> _WHAT YOU WILL DO_
Please return every line of the records below that holds the word "icon".

> _INFORMATION PROVIDED_
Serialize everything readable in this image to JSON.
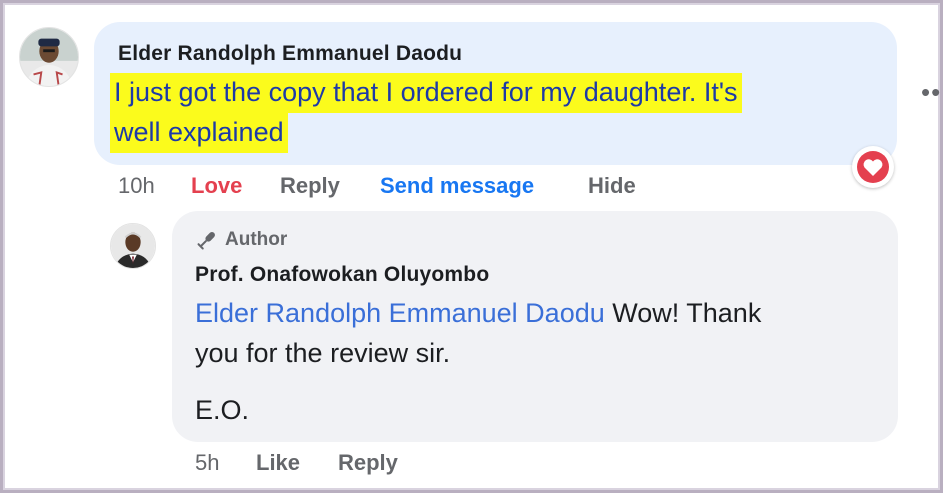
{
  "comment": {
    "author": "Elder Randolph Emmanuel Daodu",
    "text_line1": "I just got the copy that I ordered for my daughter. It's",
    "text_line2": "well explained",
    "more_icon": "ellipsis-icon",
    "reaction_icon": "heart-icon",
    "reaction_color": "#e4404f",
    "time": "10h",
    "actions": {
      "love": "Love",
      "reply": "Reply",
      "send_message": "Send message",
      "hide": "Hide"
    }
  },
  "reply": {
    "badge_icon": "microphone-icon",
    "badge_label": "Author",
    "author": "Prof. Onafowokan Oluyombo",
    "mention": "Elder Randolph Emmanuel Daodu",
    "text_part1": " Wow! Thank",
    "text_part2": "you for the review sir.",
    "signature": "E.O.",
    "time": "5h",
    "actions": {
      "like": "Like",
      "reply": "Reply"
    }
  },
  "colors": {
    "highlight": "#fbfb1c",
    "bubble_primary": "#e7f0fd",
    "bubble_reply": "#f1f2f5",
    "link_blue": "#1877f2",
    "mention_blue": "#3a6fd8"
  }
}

> _RESPONSE TO THIS TASK_
    "more_icon": "ellipsis-icon",
    "reaction_icon": "heart-icon",
    "badge_icon": "microphone-icon",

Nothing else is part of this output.